Water freezes, it flows, it carves through mountains and ices over Mars. It bathes, it nourishes and it’s becoming increasingly difficult to attain in a clean, usable form. Recognizing this trend and its global implications, former students of Professor Antonio Bogaert’s Practice in Photography course have developed an exhibit that draws attention to the beauty of water in all its forms and to the element’s environmental, social, political and cultural significance.

Their project, called Aqua, is displayed on the first floor of the Allen Building. The exhibit was inspired by Charles Fishman’s book, The Big Thirst: The Secret Life and Turbulent Future of Water, which Bogaert’s students were required to read before developing their portfolios. The novel explores water as a resource, a marvel and the center of a global crisis.

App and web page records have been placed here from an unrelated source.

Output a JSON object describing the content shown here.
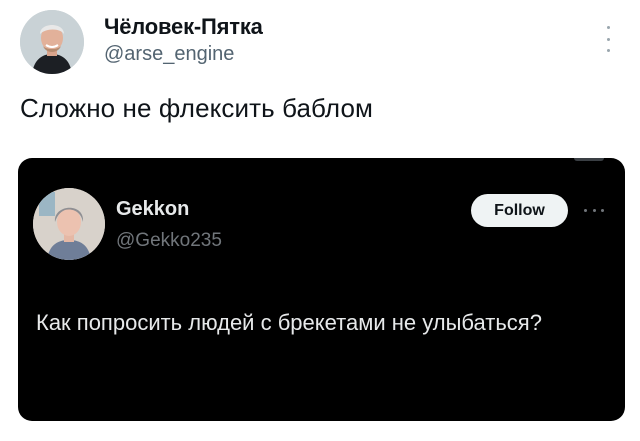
{
  "tweet": {
    "author": {
      "display_name": "Чёловек-Пятка",
      "handle": "@arse_engine",
      "avatar_icon": "user-avatar-icon"
    },
    "text": "Сложно не флексить баблом",
    "more_icon": "more-vertical-icon"
  },
  "embedded_tweet": {
    "author": {
      "display_name": "Gekkon",
      "handle": "@Gekko235",
      "avatar_icon": "user-avatar-icon"
    },
    "follow_label": "Follow",
    "more_icon": "more-horizontal-icon",
    "text": "Как попросить людей с брекетами не улыбаться?"
  },
  "colors": {
    "page_bg": "#ffffff",
    "embed_bg": "#000000",
    "primary_text": "#0f1419",
    "secondary_text": "#536471",
    "dark_primary_text": "#e7e9ea",
    "dark_secondary_text": "#71767b",
    "follow_button_bg": "#eff3f4"
  }
}
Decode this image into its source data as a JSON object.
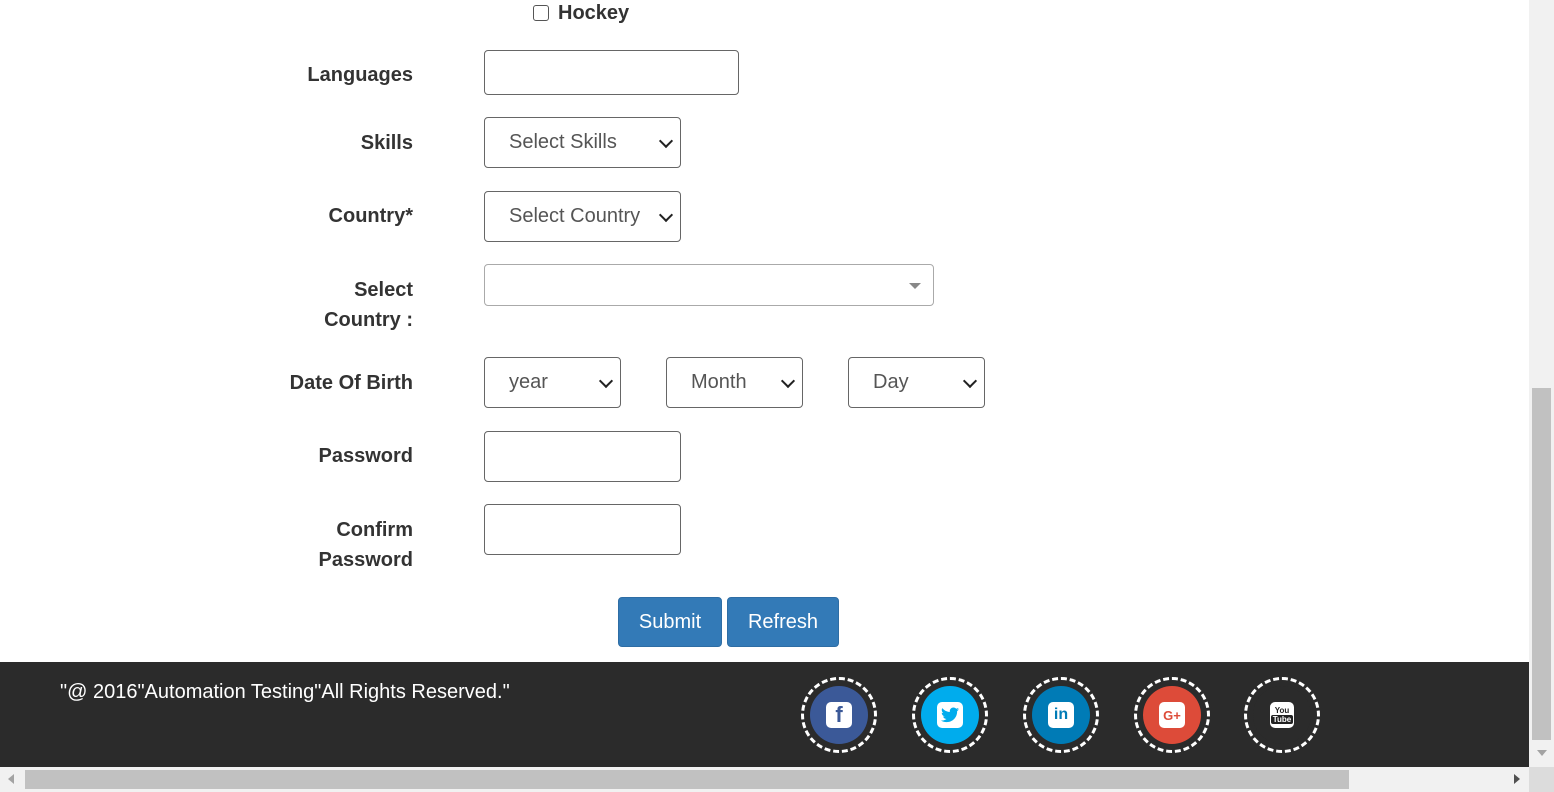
{
  "form": {
    "hobby": {
      "label": "Hockey",
      "checked": false
    },
    "languages": {
      "label": "Languages",
      "value": ""
    },
    "skills": {
      "label": "Skills",
      "selected": "Select Skills"
    },
    "country": {
      "label": "Country*",
      "selected": "Select Country"
    },
    "select_country": {
      "label_line1": "Select",
      "label_line2": "Country :",
      "value": ""
    },
    "dob": {
      "label": "Date Of Birth",
      "year": "year",
      "month": "Month",
      "day": "Day"
    },
    "password": {
      "label": "Password",
      "value": ""
    },
    "confirm_password": {
      "label_line1": "Confirm",
      "label_line2": "Password",
      "value": ""
    },
    "submit_label": "Submit",
    "refresh_label": "Refresh"
  },
  "footer": {
    "copyright": "\"@ 2016\"Automation Testing\"All Rights Reserved.\"",
    "social": [
      {
        "icon": "facebook-icon",
        "color": "#3b5998"
      },
      {
        "icon": "twitter-icon",
        "color": "#00aced"
      },
      {
        "icon": "linkedin-icon",
        "color": "#007bb6"
      },
      {
        "icon": "google-plus-icon",
        "color": "#dd4b39"
      },
      {
        "icon": "youtube-icon",
        "color": "#2b2b2b"
      }
    ]
  },
  "colors": {
    "button": "#337ab7",
    "footer_bg": "#2b2b2b"
  }
}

“The water images presented by the students invite us all to become more water-conscious, and to appreciate the beauty and wonder of this precious resource,” Bogaert wrote in an e-mail. He said the greatest success of the project was the students’ increased awareness of water’s fundamental importance and of Western society’s privileged abundance of the resource. The photographs range in size and subject—some are in full color, while others are in black and white. There are images of crashing waves, refracted light, rippling effects and drainage pipes.

The exhibit, made possible by a $3500 grant given from Duke alum Benjamin Holloway and his wife Rita, has raised $450 to date, wrote Danette Clark of the Office of the Vice Provost of the Arts in an e-mail. The group hopes to raise a total of $1500 for Water.org, which supports community-driven water restoration programs in developing countries.

“Since we were working on the water theme as a personal final portfolio theme, students thought we could combine the exhibit with a fundraiser for Water.org, not only showing the aesthetic results from the water project, but also to help bring clean water to a community,” Bogaert said.

Senior Ishita Chordia, whose portfolio explored the different emotions water can portray, said she was excited that her work was serving a higher purpose. Her piece that was selected for the exhibit depicts a reflection of the sky in a puddle near her Central Campus apartment, highlighting the introspective quality that water inspires.

“You really notice different things about water, or whatever your subject is, when you have a camera in your hand,” Chordia said. “I would definitely encourage everyone to go out there with a camera.”

Aqua will be on display through December 6 on the first floor of the Allen Building. The images are available for sale through that date.